Second Place Winner: Dreach-Fhoula—Tainted Blood

Decentraland has announced all the winners of its Creator Contest. You do not need an account on the platform to visit the prize-winning entries. Clicking on any of the links in the above document will load the scene in the Decentraland Builder, where if you click on the eye icon, you can wander around and explore to your heart’s content as if you were an avatar in-world (see the red arrow in the image below):

The first prize-winning entry is the challenging maze After the Flood: Two Towers, where you must navigate through a flooded landscape:

Second prize goes to the surprisingly realistic-looking dark fairy-tale puzzle Dreach-Fhoula—Tainted Blood, which proves that not all Decentraland scenes need to be blocky- or cartoon-looking!

Congratulations to all the winners of the contest!

The Winners of the Decentraland Game Jam Have Been Announced

Did you know that you can help support my blog (as well as the Metaverse Newscast show), and get great rewards in return? Here’s how.


Carnival (the ninth-place winner of the Decentraland Game Jam)

Yesterday, Decentraland announced the winners of their recent Game Jam contest. While there are still approximately 14,000 people waiting for their opportunity to enter the current closed beta of the blockchain-based virtual world Decentraland, the company has thoughtfully included links in their blogpost that will allow any readers to visit the winning scenes without having an account or an avatar set up!

There were a couple of bugs I did encounter yesterday, however. For some reason, the link to the first prize winning entry, The Farm, did not work for me, no matter how many times I tried to reload it. Eventually, someone gave me the in-world coordinates of the entry, so I just signed into Decentraland with my own avatar (which already has access to the closed beta), and I teleported to The Farm to be able to take a few pictures of it to show you here. (The coordinates are -3,-33 if you are interested and want to visit it yourself.)

The first place winner is The Farm (all links were taken from the original blogpost, so this one might not work for you, either):

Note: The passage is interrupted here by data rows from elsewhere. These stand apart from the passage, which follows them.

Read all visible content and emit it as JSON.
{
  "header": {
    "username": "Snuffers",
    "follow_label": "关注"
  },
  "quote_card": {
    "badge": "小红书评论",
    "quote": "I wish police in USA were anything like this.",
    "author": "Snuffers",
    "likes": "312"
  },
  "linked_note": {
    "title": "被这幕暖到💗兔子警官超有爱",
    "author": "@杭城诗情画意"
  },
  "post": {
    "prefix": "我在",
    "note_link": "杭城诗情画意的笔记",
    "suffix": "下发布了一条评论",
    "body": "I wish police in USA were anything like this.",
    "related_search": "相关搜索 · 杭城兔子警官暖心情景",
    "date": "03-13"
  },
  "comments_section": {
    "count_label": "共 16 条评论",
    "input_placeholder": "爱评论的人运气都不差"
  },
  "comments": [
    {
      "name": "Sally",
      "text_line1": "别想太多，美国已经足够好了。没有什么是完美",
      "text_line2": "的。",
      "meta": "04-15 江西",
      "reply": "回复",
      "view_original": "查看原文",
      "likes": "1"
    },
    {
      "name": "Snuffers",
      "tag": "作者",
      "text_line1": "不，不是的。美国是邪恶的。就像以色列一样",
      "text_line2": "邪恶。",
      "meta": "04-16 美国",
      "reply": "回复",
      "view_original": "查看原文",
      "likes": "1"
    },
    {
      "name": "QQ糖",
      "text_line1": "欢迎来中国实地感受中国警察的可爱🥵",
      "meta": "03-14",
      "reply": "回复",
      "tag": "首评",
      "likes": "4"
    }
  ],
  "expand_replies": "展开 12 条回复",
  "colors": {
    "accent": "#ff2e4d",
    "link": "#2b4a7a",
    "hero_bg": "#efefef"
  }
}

Another bug that kept coming up is the pop-up message that you see at the top of my screenshot above: a message telling me “You received an exclusive wearable NFT (non-fungible token) mask! Check it out in the avatar editor.” I was told that this is a bug that DCL is aware of and is working to fix as soon as possible.

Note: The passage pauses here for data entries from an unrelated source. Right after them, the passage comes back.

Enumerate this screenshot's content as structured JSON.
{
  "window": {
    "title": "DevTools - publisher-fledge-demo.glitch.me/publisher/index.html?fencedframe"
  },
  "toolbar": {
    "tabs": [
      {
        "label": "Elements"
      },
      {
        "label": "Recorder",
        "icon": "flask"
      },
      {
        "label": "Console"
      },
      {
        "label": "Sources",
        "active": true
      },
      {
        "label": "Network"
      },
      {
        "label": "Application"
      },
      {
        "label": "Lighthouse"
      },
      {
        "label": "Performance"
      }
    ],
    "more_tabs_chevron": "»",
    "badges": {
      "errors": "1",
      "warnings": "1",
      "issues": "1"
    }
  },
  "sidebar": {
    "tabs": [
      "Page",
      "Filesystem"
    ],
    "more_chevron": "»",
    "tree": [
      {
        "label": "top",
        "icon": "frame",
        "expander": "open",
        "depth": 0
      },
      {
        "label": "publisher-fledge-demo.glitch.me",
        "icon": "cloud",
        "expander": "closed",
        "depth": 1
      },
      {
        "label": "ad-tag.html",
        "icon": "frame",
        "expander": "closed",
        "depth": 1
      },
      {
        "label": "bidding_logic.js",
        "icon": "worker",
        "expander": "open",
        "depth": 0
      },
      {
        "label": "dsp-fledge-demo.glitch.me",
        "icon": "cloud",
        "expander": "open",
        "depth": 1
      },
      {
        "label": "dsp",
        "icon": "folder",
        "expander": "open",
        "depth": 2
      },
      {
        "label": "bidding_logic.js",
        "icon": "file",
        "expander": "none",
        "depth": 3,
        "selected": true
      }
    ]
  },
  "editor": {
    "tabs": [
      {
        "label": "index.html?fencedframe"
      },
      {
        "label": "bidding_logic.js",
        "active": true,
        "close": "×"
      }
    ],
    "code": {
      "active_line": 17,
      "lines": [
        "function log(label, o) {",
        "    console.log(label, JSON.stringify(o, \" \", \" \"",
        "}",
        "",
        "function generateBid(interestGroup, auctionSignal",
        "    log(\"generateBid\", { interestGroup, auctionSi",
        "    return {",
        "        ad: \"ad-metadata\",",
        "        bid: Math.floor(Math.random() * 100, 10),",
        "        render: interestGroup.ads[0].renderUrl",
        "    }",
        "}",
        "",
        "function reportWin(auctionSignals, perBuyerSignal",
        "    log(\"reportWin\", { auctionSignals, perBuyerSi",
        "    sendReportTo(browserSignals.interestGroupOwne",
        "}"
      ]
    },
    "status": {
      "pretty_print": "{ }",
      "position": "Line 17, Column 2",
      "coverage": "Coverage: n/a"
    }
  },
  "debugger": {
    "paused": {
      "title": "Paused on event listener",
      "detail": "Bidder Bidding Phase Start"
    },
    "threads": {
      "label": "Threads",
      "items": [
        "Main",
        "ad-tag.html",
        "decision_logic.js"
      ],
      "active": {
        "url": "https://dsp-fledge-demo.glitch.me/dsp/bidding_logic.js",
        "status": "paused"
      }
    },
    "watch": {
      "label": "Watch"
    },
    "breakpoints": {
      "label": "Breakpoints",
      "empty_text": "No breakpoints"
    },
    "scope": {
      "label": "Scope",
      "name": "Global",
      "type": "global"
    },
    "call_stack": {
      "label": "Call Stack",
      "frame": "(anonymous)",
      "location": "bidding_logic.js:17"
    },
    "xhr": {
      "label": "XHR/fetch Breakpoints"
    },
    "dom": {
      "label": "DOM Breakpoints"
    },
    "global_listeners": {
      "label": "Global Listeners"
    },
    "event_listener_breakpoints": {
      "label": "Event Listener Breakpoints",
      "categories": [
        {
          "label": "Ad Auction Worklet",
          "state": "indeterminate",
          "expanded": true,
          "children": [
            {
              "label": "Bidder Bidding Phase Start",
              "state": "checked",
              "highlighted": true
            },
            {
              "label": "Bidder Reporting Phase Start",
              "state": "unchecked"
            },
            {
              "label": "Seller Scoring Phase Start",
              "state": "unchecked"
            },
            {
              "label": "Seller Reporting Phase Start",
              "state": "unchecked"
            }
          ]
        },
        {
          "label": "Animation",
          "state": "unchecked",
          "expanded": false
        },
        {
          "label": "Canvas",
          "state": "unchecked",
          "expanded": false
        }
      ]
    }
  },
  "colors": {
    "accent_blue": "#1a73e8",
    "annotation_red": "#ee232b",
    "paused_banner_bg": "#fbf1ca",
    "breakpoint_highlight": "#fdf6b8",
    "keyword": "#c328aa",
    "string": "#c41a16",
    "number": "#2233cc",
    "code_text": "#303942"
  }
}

The Farm appears to be some sort of gathering and manufacturing game around food. If you click on a book in the farmhouse, a series of recipes pops up:

Second prize went to Enchanted Wood, which reminded me of a brain teaser from the venerable puzzle game Myst:

Third place winner Koko Jones had an Indiana Jones adventure theme:

Here’s a list of the remaining Game Jam winners, along with links to visit each one:

Congratulations to all the winners! Have fun exploring! I haven’t even had an opportunity yet to visit all these locations myself.

Also, I have decided to finally create a new, separate category for blogposts about Decentraland on this blog. I may or may not have time to go back and assign that new category to every blogpost I have written about DCL in the past, though. (The old category is Blockchain-Based Virtual Worlds.)